Information provided:
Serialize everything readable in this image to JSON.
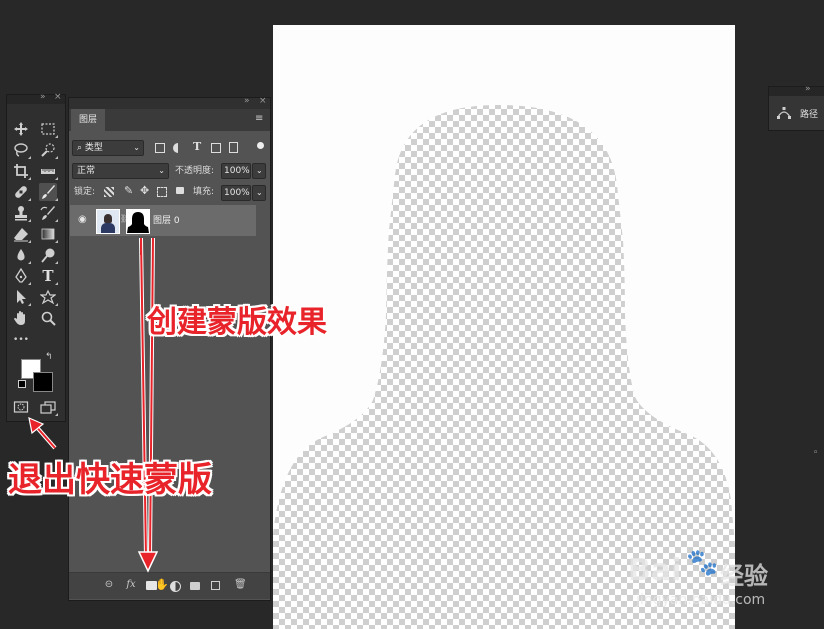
{
  "colors": {
    "annotation": "#e8232a",
    "canvas": "#fdfdfd",
    "panel": "#535353"
  },
  "tools": [
    {
      "name": "move-tool",
      "icon": "move-icon"
    },
    {
      "name": "marquee-tool",
      "icon": "rect-marquee-icon"
    },
    {
      "name": "lasso-tool",
      "icon": "lasso-icon"
    },
    {
      "name": "quick-select-tool",
      "icon": "quick-select-icon"
    },
    {
      "name": "crop-tool",
      "icon": "crop-icon"
    },
    {
      "name": "ruler-tool",
      "icon": "ruler-icon"
    },
    {
      "name": "healing-tool",
      "icon": "bandage-icon"
    },
    {
      "name": "brush-tool",
      "icon": "brush-icon"
    },
    {
      "name": "stamp-tool",
      "icon": "stamp-icon"
    },
    {
      "name": "history-brush-tool",
      "icon": "history-brush-icon"
    },
    {
      "name": "eraser-tool",
      "icon": "eraser-icon"
    },
    {
      "name": "gradient-tool",
      "icon": "gradient-icon"
    },
    {
      "name": "blur-tool",
      "icon": "drop-icon"
    },
    {
      "name": "dodge-tool",
      "icon": "dodge-icon"
    },
    {
      "name": "pen-tool",
      "icon": "pen-icon"
    },
    {
      "name": "type-tool",
      "icon": "type-icon"
    },
    {
      "name": "path-select-tool",
      "icon": "arrow-icon"
    },
    {
      "name": "shape-tool",
      "icon": "custom-shape-icon"
    },
    {
      "name": "hand-tool",
      "icon": "hand-icon"
    },
    {
      "name": "zoom-tool",
      "icon": "zoom-icon"
    }
  ],
  "tools_glyph": {
    "type": "T",
    "more": "•••"
  },
  "layers_panel": {
    "tab_label": "图层",
    "filter_label": "类型",
    "blend_mode": "正常",
    "opacity_label": "不透明度:",
    "opacity_value": "100%",
    "lock_label": "锁定:",
    "fill_label": "填充:",
    "fill_value": "100%",
    "layer_name": "图层 0",
    "fx_label": "fx",
    "type_filter_glyph": "T"
  },
  "paths_panel": {
    "tab_label": "路径"
  },
  "annotations": {
    "mask_effect": "创建蒙版效果",
    "exit_quick_mask": "退出快速蒙版"
  },
  "watermark": {
    "brand": "Bai",
    "brand_suffix": "经验",
    "url": "jingyan.baidu.com"
  }
}
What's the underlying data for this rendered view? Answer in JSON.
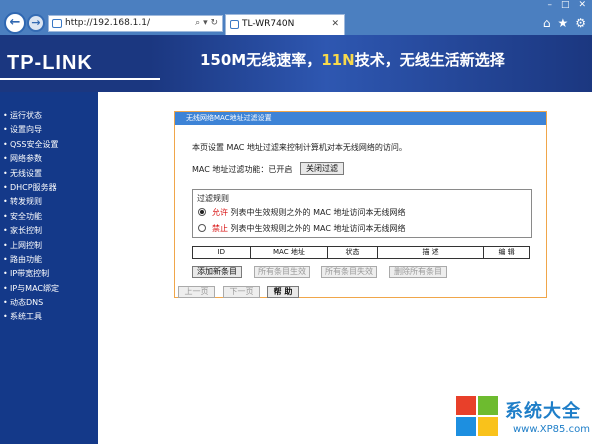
{
  "browser": {
    "address": "http://192.168.1.1/",
    "address_tools": "⌕ ▾ ↻",
    "tab_title": "TL-WR740N",
    "window_controls": [
      "–",
      "□",
      "✕"
    ]
  },
  "banner": {
    "logo": "TP-LINK",
    "slogan_part1": "150M无线速率，",
    "slogan_accent": "11N",
    "slogan_part2": "技术，无线生活新选择"
  },
  "sidebar": {
    "items": [
      "运行状态",
      "设置向导",
      "QSS安全设置",
      "网络参数",
      "无线设置",
      "DHCP服务器",
      "转发规则",
      "安全功能",
      "家长控制",
      "上网控制",
      "路由功能",
      "IP带宽控制",
      "IP与MAC绑定",
      "动态DNS",
      "系统工具"
    ]
  },
  "panel": {
    "title": "无线网络MAC地址过滤设置",
    "description": "本页设置 MAC 地址过滤来控制计算机对本无线网络的访问。",
    "status_label": "MAC 地址过滤功能：已开启",
    "close_filter_button": "关闭过滤",
    "rules_legend": "过滤规则",
    "rule_allow_keyword": "允许",
    "rule_allow_text": " 列表中生效规则之外的 MAC 地址访问本无线网络",
    "rule_deny_keyword": "禁止",
    "rule_deny_text": " 列表中生效规则之外的 MAC 地址访问本无线网络",
    "selected_rule": "allow",
    "table_headers": [
      "ID",
      "MAC 地址",
      "状态",
      "描 述",
      "编 辑"
    ],
    "buttons": {
      "add": "添加新条目",
      "enable_all": "所有条目生效",
      "disable_all": "所有条目失效",
      "delete_all": "删除所有条目",
      "prev": "上一页",
      "next": "下一页",
      "help": "帮 助"
    }
  },
  "watermark": {
    "title": "系统大全",
    "url": "www.XP85.com"
  },
  "colors": {
    "banner": "#1b3780",
    "sidebar": "#143989",
    "panel_header": "#3d83d6",
    "panel_border": "#f0a64a",
    "accent_red": "#d81010"
  }
}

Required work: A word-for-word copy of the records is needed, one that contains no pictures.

Result of this task:
Serialize everything readable in this image to JSON.
{
  "colors": {
    "annotation": "#e8232a",
    "canvas": "#fdfdfd",
    "panel": "#535353"
  },
  "tools": [
    {
      "name": "move-tool",
      "icon": "move-icon"
    },
    {
      "name": "marquee-tool",
      "icon": "rect-marquee-icon"
    },
    {
      "name": "lasso-tool",
      "icon": "lasso-icon"
    },
    {
      "name": "quick-select-tool",
      "icon": "quick-select-icon"
    },
    {
      "name": "crop-tool",
      "icon": "crop-icon"
    },
    {
      "name": "ruler-tool",
      "icon": "ruler-icon"
    },
    {
      "name": "healing-tool",
      "icon": "bandage-icon"
    },
    {
      "name": "brush-tool",
      "icon": "brush-icon"
    },
    {
      "name": "stamp-tool",
      "icon": "stamp-icon"
    },
    {
      "name": "history-brush-tool",
      "icon": "history-brush-icon"
    },
    {
      "name": "eraser-tool",
      "icon": "eraser-icon"
    },
    {
      "name": "gradient-tool",
      "icon": "gradient-icon"
    },
    {
      "name": "blur-tool",
      "icon": "drop-icon"
    },
    {
      "name": "dodge-tool",
      "icon": "dodge-icon"
    },
    {
      "name": "pen-tool",
      "icon": "pen-icon"
    },
    {
      "name": "type-tool",
      "icon": "type-icon"
    },
    {
      "name": "path-select-tool",
      "icon": "arrow-icon"
    },
    {
      "name": "shape-tool",
      "icon": "custom-shape-icon"
    },
    {
      "name": "hand-tool",
      "icon": "hand-icon"
    },
    {
      "name": "zoom-tool",
      "icon": "zoom-icon"
    }
  ],
  "tools_glyph": {
    "type": "T",
    "more": "•••"
  },
  "layers_panel": {
    "tab_label": "图层",
    "filter_label": "类型",
    "blend_mode": "正常",
    "opacity_label": "不透明度:",
    "opacity_value": "100%",
    "lock_label": "锁定:",
    "fill_label": "填充:",
    "fill_value": "100%",
    "layer_name": "图层 0",
    "fx_label": "fx",
    "type_filter_glyph": "T"
  },
  "paths_panel": {
    "tab_label": "路径"
  },
  "annotations": {
    "mask_effect": "创建蒙版效果",
    "exit_quick_mask": "退出快速蒙版"
  },
  "watermark": {
    "brand": "Bai",
    "brand_suffix": "经验",
    "url": "jingyan.baidu.com"
  }
}
What's the underlying data for this rendered view? Answer in JSON.
{
  "browser": {
    "address": "http://192.168.1.1/",
    "address_tools": "⌕ ▾ ↻",
    "tab_title": "TL-WR740N",
    "window_controls": [
      "–",
      "□",
      "✕"
    ]
  },
  "banner": {
    "logo": "TP-LINK",
    "slogan_part1": "150M无线速率，",
    "slogan_accent": "11N",
    "slogan_part2": "技术，无线生活新选择"
  },
  "sidebar": {
    "items": [
      "运行状态",
      "设置向导",
      "QSS安全设置",
      "网络参数",
      "无线设置",
      "DHCP服务器",
      "转发规则",
      "安全功能",
      "家长控制",
      "上网控制",
      "路由功能",
      "IP带宽控制",
      "IP与MAC绑定",
      "动态DNS",
      "系统工具"
    ]
  },
  "panel": {
    "title": "无线网络MAC地址过滤设置",
    "description": "本页设置 MAC 地址过滤来控制计算机对本无线网络的访问。",
    "status_label": "MAC 地址过滤功能：已开启",
    "close_filter_button": "关闭过滤",
    "rules_legend": "过滤规则",
    "rule_allow_keyword": "允许",
    "rule_allow_text": " 列表中生效规则之外的 MAC 地址访问本无线网络",
    "rule_deny_keyword": "禁止",
    "rule_deny_text": " 列表中生效规则之外的 MAC 地址访问本无线网络",
    "selected_rule": "allow",
    "table_headers": [
      "ID",
      "MAC 地址",
      "状态",
      "描 述",
      "编 辑"
    ],
    "buttons": {
      "add": "添加新条目",
      "enable_all": "所有条目生效",
      "disable_all": "所有条目失效",
      "delete_all": "删除所有条目",
      "prev": "上一页",
      "next": "下一页",
      "help": "帮 助"
    }
  },
  "watermark": {
    "title": "系统大全",
    "url": "www.XP85.com"
  },
  "colors": {
    "banner": "#1b3780",
    "sidebar": "#143989",
    "panel_header": "#3d83d6",
    "panel_border": "#f0a64a",
    "accent_red": "#d81010"
  }
}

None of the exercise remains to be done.